_What needs to be done_. Counting only lines that contain "percent", state the total found in the material below. Add nothing else.

(Records to process)

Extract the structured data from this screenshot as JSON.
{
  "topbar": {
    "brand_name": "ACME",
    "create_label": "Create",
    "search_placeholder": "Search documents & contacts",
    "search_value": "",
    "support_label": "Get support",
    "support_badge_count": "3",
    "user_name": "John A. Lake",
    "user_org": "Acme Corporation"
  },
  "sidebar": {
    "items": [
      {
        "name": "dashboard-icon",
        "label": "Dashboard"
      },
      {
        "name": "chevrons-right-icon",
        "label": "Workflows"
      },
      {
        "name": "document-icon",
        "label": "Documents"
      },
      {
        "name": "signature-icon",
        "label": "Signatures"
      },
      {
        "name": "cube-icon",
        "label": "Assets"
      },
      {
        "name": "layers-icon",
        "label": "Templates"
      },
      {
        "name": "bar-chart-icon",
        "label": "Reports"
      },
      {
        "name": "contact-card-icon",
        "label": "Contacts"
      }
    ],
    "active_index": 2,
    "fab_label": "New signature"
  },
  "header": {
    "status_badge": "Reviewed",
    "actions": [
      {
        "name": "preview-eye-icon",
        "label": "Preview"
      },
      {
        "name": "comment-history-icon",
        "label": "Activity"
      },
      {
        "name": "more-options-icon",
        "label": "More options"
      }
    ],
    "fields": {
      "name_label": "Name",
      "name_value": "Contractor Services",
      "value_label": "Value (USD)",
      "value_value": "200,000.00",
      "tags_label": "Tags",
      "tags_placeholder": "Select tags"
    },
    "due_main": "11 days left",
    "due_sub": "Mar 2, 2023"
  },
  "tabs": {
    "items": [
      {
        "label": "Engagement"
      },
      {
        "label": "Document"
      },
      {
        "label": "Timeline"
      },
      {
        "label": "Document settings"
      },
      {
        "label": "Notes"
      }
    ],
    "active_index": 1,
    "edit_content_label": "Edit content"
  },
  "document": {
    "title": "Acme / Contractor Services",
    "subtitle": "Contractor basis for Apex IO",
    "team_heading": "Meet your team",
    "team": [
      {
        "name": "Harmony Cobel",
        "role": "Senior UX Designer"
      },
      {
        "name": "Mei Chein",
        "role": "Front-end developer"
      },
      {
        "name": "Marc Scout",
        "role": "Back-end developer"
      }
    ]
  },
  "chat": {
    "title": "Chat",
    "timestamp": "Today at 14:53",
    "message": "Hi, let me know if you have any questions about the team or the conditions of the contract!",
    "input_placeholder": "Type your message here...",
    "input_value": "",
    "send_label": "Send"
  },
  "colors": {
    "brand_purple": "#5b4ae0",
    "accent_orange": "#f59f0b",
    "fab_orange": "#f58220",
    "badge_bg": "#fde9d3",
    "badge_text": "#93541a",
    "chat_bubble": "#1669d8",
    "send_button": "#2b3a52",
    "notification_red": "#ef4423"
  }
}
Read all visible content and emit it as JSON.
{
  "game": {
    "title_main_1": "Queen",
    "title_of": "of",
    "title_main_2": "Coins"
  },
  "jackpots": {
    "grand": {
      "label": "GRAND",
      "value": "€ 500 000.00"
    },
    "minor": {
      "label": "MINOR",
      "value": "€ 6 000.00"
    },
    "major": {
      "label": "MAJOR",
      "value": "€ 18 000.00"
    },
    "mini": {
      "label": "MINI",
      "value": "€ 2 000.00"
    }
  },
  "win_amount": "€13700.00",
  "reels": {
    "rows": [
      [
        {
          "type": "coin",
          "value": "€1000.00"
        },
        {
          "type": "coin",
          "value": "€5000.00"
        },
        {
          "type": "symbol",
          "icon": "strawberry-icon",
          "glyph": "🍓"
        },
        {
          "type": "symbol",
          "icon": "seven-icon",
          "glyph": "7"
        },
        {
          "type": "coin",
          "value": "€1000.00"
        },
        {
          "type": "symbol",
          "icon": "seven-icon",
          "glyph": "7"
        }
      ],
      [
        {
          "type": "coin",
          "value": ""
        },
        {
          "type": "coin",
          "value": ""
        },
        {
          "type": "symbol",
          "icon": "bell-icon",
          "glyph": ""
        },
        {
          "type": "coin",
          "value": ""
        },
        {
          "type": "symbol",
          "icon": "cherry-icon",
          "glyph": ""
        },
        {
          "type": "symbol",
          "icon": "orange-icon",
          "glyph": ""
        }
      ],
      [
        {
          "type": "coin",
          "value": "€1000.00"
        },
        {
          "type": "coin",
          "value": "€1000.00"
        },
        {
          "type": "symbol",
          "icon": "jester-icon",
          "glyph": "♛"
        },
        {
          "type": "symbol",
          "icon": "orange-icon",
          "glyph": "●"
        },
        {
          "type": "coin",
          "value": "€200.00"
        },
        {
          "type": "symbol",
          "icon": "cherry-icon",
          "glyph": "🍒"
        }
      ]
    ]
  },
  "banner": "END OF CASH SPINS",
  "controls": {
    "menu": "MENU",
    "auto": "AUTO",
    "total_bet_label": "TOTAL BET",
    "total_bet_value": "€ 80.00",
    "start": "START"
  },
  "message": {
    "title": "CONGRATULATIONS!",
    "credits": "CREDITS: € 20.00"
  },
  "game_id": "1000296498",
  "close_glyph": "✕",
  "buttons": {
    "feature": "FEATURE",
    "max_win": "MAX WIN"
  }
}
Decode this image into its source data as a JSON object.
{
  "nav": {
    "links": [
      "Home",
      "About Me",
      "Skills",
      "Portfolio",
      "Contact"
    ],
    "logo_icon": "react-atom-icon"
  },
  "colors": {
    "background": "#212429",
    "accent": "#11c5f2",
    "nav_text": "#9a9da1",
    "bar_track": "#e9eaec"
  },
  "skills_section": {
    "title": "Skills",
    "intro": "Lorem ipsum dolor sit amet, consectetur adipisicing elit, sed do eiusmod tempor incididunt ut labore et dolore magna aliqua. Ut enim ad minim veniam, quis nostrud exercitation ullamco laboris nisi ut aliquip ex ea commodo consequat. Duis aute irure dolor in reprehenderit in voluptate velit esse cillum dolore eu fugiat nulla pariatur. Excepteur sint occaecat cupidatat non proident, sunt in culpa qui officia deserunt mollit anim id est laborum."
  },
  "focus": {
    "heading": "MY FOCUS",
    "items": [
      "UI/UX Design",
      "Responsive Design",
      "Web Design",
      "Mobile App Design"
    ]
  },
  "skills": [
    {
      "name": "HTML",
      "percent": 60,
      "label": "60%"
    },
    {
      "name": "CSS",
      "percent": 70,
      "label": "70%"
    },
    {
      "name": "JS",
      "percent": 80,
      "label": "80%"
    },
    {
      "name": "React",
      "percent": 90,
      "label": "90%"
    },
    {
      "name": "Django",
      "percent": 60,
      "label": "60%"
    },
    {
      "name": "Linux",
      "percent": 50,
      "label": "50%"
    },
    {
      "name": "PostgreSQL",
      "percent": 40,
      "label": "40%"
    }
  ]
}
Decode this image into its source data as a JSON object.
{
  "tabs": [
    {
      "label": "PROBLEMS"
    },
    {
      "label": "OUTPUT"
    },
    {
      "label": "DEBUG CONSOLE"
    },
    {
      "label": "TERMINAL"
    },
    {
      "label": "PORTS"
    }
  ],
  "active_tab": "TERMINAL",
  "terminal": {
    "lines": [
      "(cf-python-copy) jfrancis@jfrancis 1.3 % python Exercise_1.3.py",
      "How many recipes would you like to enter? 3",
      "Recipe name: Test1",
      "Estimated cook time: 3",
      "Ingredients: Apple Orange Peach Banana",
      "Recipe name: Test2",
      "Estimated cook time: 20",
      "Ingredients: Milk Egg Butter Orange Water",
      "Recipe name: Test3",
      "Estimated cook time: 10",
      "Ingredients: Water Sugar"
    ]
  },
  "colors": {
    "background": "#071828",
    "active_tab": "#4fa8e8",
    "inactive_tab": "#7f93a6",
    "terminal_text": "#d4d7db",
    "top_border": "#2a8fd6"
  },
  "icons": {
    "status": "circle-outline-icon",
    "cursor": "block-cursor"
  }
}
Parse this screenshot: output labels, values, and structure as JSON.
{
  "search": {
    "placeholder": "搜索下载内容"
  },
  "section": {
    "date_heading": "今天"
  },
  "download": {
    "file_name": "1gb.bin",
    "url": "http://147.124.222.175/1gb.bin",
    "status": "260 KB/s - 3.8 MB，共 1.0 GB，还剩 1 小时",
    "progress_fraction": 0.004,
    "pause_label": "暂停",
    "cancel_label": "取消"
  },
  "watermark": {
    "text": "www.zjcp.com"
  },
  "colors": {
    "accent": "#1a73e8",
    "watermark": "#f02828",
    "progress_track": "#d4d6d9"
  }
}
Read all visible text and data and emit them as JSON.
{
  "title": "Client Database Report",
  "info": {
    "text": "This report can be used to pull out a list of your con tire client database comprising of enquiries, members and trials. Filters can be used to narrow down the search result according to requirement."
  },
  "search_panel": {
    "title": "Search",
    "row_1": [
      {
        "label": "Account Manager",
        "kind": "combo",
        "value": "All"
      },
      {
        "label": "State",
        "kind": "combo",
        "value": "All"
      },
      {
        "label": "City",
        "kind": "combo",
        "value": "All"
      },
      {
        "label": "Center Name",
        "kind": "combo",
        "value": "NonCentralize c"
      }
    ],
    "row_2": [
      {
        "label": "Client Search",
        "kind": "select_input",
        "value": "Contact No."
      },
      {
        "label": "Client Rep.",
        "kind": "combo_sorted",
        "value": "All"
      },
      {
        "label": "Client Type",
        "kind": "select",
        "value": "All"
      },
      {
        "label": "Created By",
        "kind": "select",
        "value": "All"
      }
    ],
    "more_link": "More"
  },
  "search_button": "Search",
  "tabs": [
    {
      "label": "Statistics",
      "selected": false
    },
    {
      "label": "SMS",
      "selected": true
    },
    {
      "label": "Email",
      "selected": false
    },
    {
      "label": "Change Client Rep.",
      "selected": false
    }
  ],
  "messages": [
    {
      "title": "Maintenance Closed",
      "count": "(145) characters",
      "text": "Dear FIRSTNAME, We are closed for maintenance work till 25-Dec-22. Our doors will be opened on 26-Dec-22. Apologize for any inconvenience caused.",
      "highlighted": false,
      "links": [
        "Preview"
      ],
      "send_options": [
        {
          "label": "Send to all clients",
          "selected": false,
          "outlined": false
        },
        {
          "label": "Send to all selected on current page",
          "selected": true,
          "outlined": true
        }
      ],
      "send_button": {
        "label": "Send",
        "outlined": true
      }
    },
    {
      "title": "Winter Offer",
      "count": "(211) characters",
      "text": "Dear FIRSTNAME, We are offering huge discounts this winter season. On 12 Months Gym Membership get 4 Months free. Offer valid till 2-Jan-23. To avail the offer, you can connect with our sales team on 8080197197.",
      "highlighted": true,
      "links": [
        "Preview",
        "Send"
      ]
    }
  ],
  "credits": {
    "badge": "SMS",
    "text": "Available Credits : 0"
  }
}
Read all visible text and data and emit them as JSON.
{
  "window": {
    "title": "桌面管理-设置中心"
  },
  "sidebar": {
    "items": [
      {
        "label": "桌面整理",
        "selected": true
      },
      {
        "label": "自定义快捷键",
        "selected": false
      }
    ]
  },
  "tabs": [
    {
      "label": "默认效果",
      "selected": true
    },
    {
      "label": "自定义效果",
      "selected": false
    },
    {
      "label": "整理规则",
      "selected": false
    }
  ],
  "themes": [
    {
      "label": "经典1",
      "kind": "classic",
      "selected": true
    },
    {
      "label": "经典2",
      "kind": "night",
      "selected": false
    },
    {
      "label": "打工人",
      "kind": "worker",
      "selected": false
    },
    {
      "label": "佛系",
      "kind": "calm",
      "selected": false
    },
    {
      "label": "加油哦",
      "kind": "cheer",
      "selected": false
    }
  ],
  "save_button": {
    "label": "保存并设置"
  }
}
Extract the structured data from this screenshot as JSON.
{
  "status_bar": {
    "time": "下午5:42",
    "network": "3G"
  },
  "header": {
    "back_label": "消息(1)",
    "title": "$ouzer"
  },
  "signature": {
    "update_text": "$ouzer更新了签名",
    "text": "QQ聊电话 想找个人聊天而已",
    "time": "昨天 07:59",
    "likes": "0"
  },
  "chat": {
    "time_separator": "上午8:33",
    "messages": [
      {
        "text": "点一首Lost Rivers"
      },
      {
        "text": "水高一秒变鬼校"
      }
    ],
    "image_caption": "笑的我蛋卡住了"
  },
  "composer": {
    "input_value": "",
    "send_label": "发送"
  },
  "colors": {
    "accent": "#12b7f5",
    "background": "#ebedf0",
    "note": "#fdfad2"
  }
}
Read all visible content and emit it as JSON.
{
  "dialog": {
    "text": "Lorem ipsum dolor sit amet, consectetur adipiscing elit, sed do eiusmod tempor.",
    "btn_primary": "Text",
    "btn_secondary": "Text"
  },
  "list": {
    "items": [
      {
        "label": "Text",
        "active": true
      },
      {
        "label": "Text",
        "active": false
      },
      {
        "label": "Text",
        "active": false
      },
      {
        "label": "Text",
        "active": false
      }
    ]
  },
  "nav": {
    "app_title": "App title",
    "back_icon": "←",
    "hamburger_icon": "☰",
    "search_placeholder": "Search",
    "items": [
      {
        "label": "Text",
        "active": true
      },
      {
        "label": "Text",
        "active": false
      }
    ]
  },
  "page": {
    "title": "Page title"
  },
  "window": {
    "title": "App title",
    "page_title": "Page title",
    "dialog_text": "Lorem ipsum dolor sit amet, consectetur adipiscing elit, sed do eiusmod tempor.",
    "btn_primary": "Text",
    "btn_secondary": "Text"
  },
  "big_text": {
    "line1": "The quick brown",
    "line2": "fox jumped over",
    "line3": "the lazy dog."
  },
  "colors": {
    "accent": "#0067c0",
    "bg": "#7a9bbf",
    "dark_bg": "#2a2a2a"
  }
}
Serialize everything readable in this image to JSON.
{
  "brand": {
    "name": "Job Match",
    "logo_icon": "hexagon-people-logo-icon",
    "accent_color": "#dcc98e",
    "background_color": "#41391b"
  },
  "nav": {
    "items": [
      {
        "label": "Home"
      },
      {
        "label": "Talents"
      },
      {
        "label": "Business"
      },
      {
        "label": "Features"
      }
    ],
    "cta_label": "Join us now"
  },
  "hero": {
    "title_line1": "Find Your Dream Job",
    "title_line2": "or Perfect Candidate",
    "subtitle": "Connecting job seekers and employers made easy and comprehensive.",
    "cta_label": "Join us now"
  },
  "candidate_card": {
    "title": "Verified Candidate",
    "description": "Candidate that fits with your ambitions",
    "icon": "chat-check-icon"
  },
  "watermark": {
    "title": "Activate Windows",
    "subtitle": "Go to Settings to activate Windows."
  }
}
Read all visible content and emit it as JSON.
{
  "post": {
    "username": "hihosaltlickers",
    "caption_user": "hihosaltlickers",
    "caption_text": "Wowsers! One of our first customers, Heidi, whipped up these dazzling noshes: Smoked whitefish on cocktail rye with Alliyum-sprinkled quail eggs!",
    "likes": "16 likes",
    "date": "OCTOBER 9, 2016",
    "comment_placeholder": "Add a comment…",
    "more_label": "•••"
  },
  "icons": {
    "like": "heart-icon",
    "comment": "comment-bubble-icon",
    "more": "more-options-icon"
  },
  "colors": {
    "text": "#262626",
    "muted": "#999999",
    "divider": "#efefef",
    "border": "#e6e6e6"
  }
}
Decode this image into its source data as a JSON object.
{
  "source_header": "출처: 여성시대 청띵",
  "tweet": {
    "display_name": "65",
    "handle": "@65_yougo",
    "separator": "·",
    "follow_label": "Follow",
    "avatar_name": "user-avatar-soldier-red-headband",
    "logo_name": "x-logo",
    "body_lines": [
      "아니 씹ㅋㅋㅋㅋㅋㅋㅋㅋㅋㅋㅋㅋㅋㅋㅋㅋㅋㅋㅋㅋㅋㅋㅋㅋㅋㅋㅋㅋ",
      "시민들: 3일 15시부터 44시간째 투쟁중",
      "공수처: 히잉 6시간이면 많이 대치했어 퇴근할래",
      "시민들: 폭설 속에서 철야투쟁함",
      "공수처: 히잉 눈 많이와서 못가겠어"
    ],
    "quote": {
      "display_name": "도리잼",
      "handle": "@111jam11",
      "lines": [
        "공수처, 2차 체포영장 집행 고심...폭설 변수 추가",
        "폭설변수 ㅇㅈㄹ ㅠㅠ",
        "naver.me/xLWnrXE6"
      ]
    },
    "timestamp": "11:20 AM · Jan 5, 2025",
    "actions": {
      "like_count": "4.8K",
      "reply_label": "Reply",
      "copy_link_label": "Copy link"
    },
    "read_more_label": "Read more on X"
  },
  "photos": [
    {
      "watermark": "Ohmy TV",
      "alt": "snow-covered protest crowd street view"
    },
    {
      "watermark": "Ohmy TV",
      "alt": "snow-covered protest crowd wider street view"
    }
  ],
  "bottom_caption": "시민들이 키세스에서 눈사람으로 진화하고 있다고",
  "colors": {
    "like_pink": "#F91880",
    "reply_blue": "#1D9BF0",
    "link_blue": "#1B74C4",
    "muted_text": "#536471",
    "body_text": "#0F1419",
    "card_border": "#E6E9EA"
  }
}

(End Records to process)

_Task result_. 7